    Unfortunately (or fortunately depending on your viewpoint) as the blog progressed, I had readers and other Panama bloggers wondering where I lived. I had posted pictures as our work setting up the house progressed and it is easily recognizable in our small town. I’ve had people walk or drive around and find me. (We were really irritated by the people that showed up at our door one evening after drinking all day. That’s where the polite Canadian in me uncharacteristically wanted to punch someone in the face.)

    I guess my point is that once you go down that road of sharing or sometimes over-sharing it’s difficult to take it back. I love hearing from readers that the information about our journey has helped them but I’ve found that sometimes I become irritated by the expectation that I want to meet everyone that rolls through town. I guess that is where this post about living in Panama came from as a blanket answer to frequent questions: https://indacampo.wordpress.com/2014/09/08/we-live-here/

    I’m also well aware that there are likely people from my past that I don’t necessarily want to know what is going on with our lives now who could probably find me on Google. I did wonder about taking my blog private but I decided the benefits of interacting with readers and other bloggers outweighed my need for privacy.

    Thanks for this post it gave me a couple more tips I can use. 🙂

    Liked by 3 people

  17. Though I write very personal things, no one knows me in the blogging world personally. I never post my real name, address, email, work, social or any crucial information that will lead readers to my real life and who I really am. They may know my thoughts, preferences, feelings and dreams in general but as a person I will remain a (familiar) stranger to them all.

    Liked by 2 people

  18. thank you for the advice. I rarely mention names. I am writing about the experience my family had with epilepsy. I’m wanting to let people know how we overcame the situation and are stronger.

    Like

  19. I have the good fortune of a generic name that isn’t even clearly male or female. Still, I’m very guarded about how much I say on my blog. I often change names of real people, or use generic terms like “a guy I used to work with…”. When I discuss travel plans or anything that could be a security risk, I always bring it up after the fact: “a few weeks ago on a trip to Hawaii…”. The nature of my blog is such that I don’t have a reason to reveal a lot of personally identifiable details about myself, so it’s easier for me be (mostly) anonymous and still have something to talk about.

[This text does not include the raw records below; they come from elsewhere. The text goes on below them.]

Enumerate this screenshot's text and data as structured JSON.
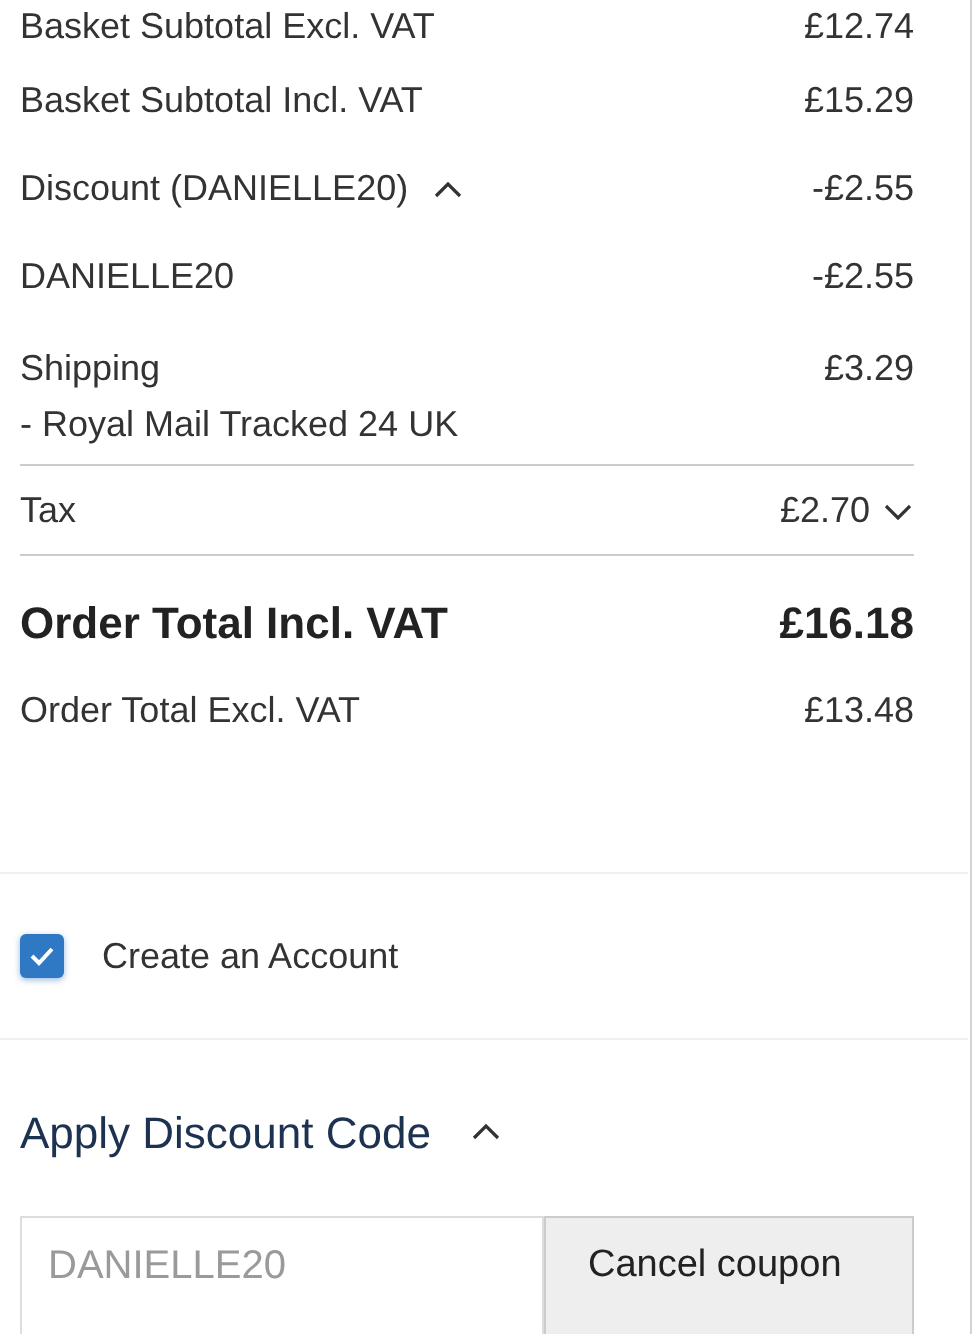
{
  "summary_rows": [
    {
      "kind": "line",
      "label": "Basket Subtotal Excl. VAT",
      "amount": "£12.74"
    },
    {
      "kind": "line",
      "label": "Basket Subtotal Incl. VAT",
      "amount": "£15.29"
    },
    {
      "kind": "toggle",
      "label": "Discount (DANIELLE20)",
      "amount": "-£2.55",
      "expanded": true
    },
    {
      "kind": "line",
      "label": "DANIELLE20",
      "amount": "-£2.55"
    },
    {
      "kind": "shipping",
      "label": "Shipping",
      "note": "- Royal Mail Tracked 24 UK",
      "amount": "£3.29"
    },
    {
      "kind": "tax",
      "label": "Tax",
      "amount": "£2.70",
      "expanded": false
    },
    {
      "kind": "total",
      "label": "Order Total Incl. VAT",
      "amount": "£16.18"
    },
    {
      "kind": "line",
      "label": "Order Total Excl. VAT",
      "amount": "£13.48"
    }
  ],
  "create_account": {
    "label": "Create an Account",
    "checked": true
  },
  "discount_section": {
    "title": "Apply Discount Code",
    "expanded": true,
    "code_field": {
      "value": "DANIELLE20",
      "disabled": true
    },
    "button": "Cancel coupon"
  }
}
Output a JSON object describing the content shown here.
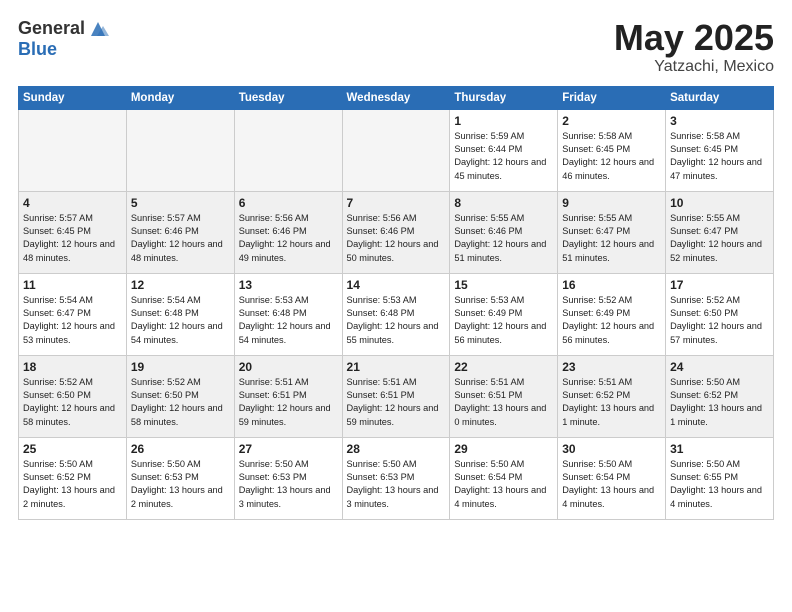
{
  "header": {
    "logo_general": "General",
    "logo_blue": "Blue",
    "title": "May 2025",
    "location": "Yatzachi, Mexico"
  },
  "weekdays": [
    "Sunday",
    "Monday",
    "Tuesday",
    "Wednesday",
    "Thursday",
    "Friday",
    "Saturday"
  ],
  "weeks": [
    [
      {
        "day": "",
        "empty": true
      },
      {
        "day": "",
        "empty": true
      },
      {
        "day": "",
        "empty": true
      },
      {
        "day": "",
        "empty": true
      },
      {
        "day": "1",
        "sunrise": "5:59 AM",
        "sunset": "6:44 PM",
        "daylight": "12 hours and 45 minutes."
      },
      {
        "day": "2",
        "sunrise": "5:58 AM",
        "sunset": "6:45 PM",
        "daylight": "12 hours and 46 minutes."
      },
      {
        "day": "3",
        "sunrise": "5:58 AM",
        "sunset": "6:45 PM",
        "daylight": "12 hours and 47 minutes."
      }
    ],
    [
      {
        "day": "4",
        "sunrise": "5:57 AM",
        "sunset": "6:45 PM",
        "daylight": "12 hours and 48 minutes."
      },
      {
        "day": "5",
        "sunrise": "5:57 AM",
        "sunset": "6:46 PM",
        "daylight": "12 hours and 48 minutes."
      },
      {
        "day": "6",
        "sunrise": "5:56 AM",
        "sunset": "6:46 PM",
        "daylight": "12 hours and 49 minutes."
      },
      {
        "day": "7",
        "sunrise": "5:56 AM",
        "sunset": "6:46 PM",
        "daylight": "12 hours and 50 minutes."
      },
      {
        "day": "8",
        "sunrise": "5:55 AM",
        "sunset": "6:46 PM",
        "daylight": "12 hours and 51 minutes."
      },
      {
        "day": "9",
        "sunrise": "5:55 AM",
        "sunset": "6:47 PM",
        "daylight": "12 hours and 51 minutes."
      },
      {
        "day": "10",
        "sunrise": "5:55 AM",
        "sunset": "6:47 PM",
        "daylight": "12 hours and 52 minutes."
      }
    ],
    [
      {
        "day": "11",
        "sunrise": "5:54 AM",
        "sunset": "6:47 PM",
        "daylight": "12 hours and 53 minutes."
      },
      {
        "day": "12",
        "sunrise": "5:54 AM",
        "sunset": "6:48 PM",
        "daylight": "12 hours and 54 minutes."
      },
      {
        "day": "13",
        "sunrise": "5:53 AM",
        "sunset": "6:48 PM",
        "daylight": "12 hours and 54 minutes."
      },
      {
        "day": "14",
        "sunrise": "5:53 AM",
        "sunset": "6:48 PM",
        "daylight": "12 hours and 55 minutes."
      },
      {
        "day": "15",
        "sunrise": "5:53 AM",
        "sunset": "6:49 PM",
        "daylight": "12 hours and 56 minutes."
      },
      {
        "day": "16",
        "sunrise": "5:52 AM",
        "sunset": "6:49 PM",
        "daylight": "12 hours and 56 minutes."
      },
      {
        "day": "17",
        "sunrise": "5:52 AM",
        "sunset": "6:50 PM",
        "daylight": "12 hours and 57 minutes."
      }
    ],
    [
      {
        "day": "18",
        "sunrise": "5:52 AM",
        "sunset": "6:50 PM",
        "daylight": "12 hours and 58 minutes."
      },
      {
        "day": "19",
        "sunrise": "5:52 AM",
        "sunset": "6:50 PM",
        "daylight": "12 hours and 58 minutes."
      },
      {
        "day": "20",
        "sunrise": "5:51 AM",
        "sunset": "6:51 PM",
        "daylight": "12 hours and 59 minutes."
      },
      {
        "day": "21",
        "sunrise": "5:51 AM",
        "sunset": "6:51 PM",
        "daylight": "12 hours and 59 minutes."
      },
      {
        "day": "22",
        "sunrise": "5:51 AM",
        "sunset": "6:51 PM",
        "daylight": "13 hours and 0 minutes."
      },
      {
        "day": "23",
        "sunrise": "5:51 AM",
        "sunset": "6:52 PM",
        "daylight": "13 hours and 1 minute."
      },
      {
        "day": "24",
        "sunrise": "5:50 AM",
        "sunset": "6:52 PM",
        "daylight": "13 hours and 1 minute."
      }
    ],
    [
      {
        "day": "25",
        "sunrise": "5:50 AM",
        "sunset": "6:52 PM",
        "daylight": "13 hours and 2 minutes."
      },
      {
        "day": "26",
        "sunrise": "5:50 AM",
        "sunset": "6:53 PM",
        "daylight": "13 hours and 2 minutes."
      },
      {
        "day": "27",
        "sunrise": "5:50 AM",
        "sunset": "6:53 PM",
        "daylight": "13 hours and 3 minutes."
      },
      {
        "day": "28",
        "sunrise": "5:50 AM",
        "sunset": "6:53 PM",
        "daylight": "13 hours and 3 minutes."
      },
      {
        "day": "29",
        "sunrise": "5:50 AM",
        "sunset": "6:54 PM",
        "daylight": "13 hours and 4 minutes."
      },
      {
        "day": "30",
        "sunrise": "5:50 AM",
        "sunset": "6:54 PM",
        "daylight": "13 hours and 4 minutes."
      },
      {
        "day": "31",
        "sunrise": "5:50 AM",
        "sunset": "6:55 PM",
        "daylight": "13 hours and 4 minutes."
      }
    ]
  ]
}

    Liked by 4 people

  20. This is good advice, and I follow the same general rules on my blog. I keep my work information pretty general, and if I refer to people in my life, I leave out their names.

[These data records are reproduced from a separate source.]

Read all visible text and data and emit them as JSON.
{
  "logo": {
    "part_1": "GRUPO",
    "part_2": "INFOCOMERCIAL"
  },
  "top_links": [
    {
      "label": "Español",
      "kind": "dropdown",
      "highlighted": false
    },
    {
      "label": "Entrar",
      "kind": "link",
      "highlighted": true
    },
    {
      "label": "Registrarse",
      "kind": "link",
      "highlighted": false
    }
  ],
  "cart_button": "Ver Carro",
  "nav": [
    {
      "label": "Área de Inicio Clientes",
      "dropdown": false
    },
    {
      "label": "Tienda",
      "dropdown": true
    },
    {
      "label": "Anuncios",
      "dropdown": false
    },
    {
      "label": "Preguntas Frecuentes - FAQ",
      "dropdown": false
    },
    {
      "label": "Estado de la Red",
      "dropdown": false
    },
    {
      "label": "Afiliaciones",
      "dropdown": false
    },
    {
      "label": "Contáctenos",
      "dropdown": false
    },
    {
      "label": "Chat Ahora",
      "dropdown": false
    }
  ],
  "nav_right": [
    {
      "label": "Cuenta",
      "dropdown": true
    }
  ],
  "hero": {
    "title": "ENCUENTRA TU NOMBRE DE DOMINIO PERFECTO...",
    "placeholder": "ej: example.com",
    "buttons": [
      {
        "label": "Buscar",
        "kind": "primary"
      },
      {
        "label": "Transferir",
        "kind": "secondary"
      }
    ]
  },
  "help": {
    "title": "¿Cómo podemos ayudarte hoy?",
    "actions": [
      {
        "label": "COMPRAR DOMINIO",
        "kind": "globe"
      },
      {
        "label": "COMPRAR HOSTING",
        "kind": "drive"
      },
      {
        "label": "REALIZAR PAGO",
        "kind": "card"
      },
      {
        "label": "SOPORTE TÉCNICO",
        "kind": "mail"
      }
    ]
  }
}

    I feel like lately I’ve gotten more personal on my blog, but more so with my life events. I still keep most information private.

    Liked by 2 people